Article Lead Image

Photo via Ashok Govind/Flickr (CC BY 2.0), remix by Selena Larson

Can novelty app Yo save us from push notifications?

It’s not just a pointless app for saying hello.


Selena Larson


Yo launched to a thousand cries of people lamenting its uselessness. Now, the application that’s raised $1.5 million in funding is finally making itself useful.

The company launched the Yo Store on Tuesday, with a handful of partners already sending notifications. Each of the over 150 services can directly notify all of the people who have subscribed to their Yo channel in real-time, and when they share links or images, they can see the content directly in the app.

Essentially it removes the need to have a mobile application; instead, all the stuff you care about is aggregated into one single app. It’s like an RSS reader, but for mobile notifications.

The Yo Store is a more mature version of the Yo Index launched in August. You can still receive links from accounts you follow, but Yo is very particular about the amount of content a channel can send out in one day—the company doesn’t want notifications to spam your mobile device, but it also wants to make sure you’re receiving alerts about things you care about.

Sports teams, publications, and companies—including the Miami Dolphins, Buzzfeed, and Cosmopolitan—are using the Yo Store to keep in touch with fans, and alerting people to breaking information as soon as it happens.


But what’s in it for the companies? According to TechCrunch, Yo isn’t charging for the service—yet. It’s still a burgeoning tech company that needs to prove it’s not just a vehicle for trolling your friends.

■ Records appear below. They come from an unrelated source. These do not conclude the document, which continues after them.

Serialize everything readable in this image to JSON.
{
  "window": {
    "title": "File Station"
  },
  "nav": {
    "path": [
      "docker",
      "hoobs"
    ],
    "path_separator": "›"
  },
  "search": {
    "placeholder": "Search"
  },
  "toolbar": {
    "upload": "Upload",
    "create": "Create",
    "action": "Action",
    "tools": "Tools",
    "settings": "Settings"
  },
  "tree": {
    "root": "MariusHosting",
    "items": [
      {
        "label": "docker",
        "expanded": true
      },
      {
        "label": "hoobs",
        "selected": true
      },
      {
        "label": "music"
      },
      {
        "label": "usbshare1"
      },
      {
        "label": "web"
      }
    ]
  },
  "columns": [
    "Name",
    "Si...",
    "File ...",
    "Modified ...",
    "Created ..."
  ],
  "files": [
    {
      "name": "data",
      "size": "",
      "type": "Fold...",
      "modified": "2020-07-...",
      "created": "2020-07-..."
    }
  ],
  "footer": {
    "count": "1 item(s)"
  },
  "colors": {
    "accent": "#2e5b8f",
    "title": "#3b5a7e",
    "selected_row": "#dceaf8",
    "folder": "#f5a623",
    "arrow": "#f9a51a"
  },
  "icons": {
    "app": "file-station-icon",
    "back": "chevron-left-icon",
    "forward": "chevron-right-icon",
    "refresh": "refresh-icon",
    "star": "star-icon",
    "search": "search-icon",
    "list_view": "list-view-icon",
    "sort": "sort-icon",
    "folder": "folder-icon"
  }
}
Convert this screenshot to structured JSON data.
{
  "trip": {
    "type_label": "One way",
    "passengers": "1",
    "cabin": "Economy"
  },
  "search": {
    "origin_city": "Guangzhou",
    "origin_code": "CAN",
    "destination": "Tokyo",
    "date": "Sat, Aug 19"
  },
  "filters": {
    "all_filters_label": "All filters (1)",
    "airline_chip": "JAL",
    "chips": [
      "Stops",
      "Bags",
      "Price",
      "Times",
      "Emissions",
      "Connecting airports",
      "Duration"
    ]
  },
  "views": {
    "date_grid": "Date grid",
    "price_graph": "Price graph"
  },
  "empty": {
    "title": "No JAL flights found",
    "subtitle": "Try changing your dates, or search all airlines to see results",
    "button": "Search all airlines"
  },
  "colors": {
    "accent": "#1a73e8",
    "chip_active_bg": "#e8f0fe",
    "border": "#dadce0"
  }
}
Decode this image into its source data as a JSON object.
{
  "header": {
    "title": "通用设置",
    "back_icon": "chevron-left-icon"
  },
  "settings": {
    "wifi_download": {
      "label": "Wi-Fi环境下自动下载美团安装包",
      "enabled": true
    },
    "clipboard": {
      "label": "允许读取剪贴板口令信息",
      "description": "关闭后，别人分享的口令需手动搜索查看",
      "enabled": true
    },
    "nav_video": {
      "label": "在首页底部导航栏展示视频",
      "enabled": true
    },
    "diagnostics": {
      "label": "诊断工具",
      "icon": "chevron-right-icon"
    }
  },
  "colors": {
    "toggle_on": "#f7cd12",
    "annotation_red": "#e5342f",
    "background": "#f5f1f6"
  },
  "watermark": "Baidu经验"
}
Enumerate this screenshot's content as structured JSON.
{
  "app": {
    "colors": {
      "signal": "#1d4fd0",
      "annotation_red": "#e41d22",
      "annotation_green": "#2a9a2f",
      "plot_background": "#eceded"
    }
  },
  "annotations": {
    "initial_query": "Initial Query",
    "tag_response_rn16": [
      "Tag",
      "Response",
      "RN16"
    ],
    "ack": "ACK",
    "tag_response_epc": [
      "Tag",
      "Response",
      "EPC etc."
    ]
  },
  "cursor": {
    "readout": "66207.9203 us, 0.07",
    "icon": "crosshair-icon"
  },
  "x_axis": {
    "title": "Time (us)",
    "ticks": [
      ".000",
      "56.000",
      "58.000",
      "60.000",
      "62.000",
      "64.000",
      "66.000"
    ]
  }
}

However, if it eventually gets big enough to start charging for access to the Yo Store, it will also have taken a big chunk of the audience away from other mobile applications. Subscription-based real-time alerts will remove the need for users to download a company’s application, especially if they only use it for catching up the most important news from a particular publication or sports team.


Yo is still small enough to not necessarily be considered a nuisance to developers who want to grow their own app downloads without relying on yet another a third-party to distribute information. But with its new notification system, Yo is proving it’s more than a simple catch phrase. And it’s banking on notifications being more important than mobile apps.

H/T TechCrunch Photo via Ashok Govind/Flickr (CC BY 2.0) | Remix by Selena Larson

Share this article

*First Published:

The Daily Dot